*** Entries supplied ***

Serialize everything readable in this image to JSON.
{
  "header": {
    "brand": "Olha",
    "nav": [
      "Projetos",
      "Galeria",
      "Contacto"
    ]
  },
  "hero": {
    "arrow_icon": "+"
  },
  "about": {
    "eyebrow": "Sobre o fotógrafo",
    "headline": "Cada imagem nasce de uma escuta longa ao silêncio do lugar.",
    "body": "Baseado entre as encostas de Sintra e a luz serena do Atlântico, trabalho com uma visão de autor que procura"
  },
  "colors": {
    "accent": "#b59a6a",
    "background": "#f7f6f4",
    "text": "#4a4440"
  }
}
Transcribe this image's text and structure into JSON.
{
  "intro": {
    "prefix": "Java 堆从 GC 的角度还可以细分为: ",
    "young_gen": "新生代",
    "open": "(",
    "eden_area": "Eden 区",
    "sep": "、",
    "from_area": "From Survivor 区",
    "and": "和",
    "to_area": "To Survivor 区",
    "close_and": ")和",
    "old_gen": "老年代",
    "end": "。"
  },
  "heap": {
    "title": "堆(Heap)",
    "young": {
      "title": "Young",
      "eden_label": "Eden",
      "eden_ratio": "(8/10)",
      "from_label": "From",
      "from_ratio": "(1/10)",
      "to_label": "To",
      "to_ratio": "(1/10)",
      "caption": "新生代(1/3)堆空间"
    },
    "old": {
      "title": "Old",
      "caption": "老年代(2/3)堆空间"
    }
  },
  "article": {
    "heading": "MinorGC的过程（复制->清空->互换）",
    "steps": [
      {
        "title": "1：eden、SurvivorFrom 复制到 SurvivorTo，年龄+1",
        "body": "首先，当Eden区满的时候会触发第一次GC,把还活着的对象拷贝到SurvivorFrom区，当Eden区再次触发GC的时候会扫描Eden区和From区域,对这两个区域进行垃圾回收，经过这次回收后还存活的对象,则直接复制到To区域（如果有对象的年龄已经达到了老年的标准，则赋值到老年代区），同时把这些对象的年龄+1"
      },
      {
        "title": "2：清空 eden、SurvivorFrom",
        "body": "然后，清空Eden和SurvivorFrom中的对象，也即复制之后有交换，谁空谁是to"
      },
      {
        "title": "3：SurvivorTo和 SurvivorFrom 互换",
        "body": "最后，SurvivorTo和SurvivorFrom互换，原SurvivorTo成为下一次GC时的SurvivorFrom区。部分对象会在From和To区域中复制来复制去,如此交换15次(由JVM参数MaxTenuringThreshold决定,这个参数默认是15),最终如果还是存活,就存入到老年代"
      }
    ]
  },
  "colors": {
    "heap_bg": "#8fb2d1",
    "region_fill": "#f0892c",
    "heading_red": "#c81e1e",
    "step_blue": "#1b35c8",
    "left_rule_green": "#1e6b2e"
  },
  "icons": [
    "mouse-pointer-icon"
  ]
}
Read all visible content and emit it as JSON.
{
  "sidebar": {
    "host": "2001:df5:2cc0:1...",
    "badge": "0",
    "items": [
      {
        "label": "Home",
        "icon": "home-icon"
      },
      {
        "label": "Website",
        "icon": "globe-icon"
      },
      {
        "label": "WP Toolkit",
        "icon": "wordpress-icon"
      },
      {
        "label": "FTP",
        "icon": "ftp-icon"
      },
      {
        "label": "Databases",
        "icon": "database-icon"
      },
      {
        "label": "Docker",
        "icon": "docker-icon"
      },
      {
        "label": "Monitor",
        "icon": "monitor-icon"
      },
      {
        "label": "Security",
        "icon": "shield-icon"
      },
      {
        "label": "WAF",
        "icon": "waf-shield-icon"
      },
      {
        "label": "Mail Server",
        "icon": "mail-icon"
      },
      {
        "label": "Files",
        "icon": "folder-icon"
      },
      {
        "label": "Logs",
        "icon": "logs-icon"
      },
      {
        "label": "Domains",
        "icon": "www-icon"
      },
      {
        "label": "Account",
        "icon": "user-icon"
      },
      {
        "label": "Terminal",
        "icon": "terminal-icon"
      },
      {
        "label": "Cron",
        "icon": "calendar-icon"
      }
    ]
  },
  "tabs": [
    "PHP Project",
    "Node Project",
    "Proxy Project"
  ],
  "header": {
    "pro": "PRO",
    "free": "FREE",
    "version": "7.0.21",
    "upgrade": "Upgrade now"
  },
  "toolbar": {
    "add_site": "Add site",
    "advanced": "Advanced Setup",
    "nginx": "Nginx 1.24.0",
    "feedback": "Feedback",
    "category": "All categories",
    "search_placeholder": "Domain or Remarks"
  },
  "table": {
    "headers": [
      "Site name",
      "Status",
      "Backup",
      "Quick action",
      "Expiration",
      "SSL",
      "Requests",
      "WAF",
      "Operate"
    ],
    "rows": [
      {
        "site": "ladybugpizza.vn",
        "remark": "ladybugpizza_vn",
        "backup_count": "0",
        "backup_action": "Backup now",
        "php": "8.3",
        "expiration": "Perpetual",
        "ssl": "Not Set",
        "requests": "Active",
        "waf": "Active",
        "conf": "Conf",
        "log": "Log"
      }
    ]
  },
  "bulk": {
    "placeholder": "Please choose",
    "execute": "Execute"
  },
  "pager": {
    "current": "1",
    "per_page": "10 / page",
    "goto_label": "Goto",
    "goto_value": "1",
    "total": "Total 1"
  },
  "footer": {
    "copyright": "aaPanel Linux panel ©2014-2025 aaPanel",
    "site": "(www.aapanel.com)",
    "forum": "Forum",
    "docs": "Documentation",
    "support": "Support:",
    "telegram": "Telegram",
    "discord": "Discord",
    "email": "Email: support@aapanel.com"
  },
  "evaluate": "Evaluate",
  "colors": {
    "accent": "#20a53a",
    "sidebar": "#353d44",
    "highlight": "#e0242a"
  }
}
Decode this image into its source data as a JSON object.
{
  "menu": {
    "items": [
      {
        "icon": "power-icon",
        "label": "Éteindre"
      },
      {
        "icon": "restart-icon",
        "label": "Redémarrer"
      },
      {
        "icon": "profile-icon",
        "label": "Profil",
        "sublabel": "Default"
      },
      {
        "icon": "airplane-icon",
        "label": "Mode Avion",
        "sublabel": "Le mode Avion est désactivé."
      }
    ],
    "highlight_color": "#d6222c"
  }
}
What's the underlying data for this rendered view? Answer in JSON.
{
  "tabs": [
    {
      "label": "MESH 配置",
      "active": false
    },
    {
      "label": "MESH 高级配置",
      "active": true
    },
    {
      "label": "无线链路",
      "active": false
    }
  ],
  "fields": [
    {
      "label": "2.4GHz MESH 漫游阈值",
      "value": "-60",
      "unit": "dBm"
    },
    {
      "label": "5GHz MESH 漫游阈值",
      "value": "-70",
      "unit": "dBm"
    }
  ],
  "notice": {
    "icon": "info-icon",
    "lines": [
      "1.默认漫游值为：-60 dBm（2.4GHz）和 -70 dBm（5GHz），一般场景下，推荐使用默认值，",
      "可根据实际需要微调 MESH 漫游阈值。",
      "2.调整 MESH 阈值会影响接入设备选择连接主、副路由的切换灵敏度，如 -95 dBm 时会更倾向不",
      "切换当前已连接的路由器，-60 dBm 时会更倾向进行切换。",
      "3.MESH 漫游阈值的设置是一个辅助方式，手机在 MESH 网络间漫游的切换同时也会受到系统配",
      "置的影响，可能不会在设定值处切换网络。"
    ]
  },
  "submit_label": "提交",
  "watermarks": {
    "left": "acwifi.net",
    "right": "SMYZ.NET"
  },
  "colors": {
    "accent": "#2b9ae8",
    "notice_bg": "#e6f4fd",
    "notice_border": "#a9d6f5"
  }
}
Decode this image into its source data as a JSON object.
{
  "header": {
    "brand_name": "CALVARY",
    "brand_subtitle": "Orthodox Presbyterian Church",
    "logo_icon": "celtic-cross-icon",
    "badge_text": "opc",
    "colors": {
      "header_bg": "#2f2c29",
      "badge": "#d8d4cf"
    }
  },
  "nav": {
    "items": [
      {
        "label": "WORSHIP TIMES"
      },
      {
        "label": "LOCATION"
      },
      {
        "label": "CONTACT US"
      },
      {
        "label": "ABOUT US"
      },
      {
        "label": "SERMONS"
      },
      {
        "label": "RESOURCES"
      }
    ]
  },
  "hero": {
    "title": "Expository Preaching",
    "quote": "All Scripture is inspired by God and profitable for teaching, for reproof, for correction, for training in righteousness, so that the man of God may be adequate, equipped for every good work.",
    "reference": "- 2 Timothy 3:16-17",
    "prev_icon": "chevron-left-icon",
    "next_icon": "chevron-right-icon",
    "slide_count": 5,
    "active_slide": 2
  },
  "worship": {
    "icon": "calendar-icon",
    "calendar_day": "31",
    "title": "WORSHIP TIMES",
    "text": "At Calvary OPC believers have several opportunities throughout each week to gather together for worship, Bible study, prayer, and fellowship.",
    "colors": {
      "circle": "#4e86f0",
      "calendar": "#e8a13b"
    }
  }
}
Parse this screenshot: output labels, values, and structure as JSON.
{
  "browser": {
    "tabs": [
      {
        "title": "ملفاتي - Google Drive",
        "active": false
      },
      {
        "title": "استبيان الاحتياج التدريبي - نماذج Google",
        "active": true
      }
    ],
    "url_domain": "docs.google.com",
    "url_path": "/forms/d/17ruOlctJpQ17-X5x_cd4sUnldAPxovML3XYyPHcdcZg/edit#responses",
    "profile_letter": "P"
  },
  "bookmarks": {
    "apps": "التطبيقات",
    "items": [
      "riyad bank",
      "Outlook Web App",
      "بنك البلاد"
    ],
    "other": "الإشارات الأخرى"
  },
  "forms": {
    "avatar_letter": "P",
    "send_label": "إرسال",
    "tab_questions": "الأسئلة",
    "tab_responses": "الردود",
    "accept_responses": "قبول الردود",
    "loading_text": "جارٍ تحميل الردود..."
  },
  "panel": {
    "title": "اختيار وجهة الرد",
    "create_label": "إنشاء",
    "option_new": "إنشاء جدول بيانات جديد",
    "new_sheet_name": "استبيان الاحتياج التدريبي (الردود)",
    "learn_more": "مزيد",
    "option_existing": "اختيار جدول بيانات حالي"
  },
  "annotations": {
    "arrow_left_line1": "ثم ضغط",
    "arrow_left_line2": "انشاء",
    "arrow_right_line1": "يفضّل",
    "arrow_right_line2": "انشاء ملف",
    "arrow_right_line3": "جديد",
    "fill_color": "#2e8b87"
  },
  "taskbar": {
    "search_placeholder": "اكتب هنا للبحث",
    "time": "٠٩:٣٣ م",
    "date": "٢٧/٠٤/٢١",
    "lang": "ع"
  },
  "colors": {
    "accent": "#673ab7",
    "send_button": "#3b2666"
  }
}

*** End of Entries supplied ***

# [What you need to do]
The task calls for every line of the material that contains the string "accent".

# [Solution for this task]
    "accent": "#b59a6a",
    "accent": "#20a53a",
    "accent": "#2b9ae8",
    "accent": "#673ab7",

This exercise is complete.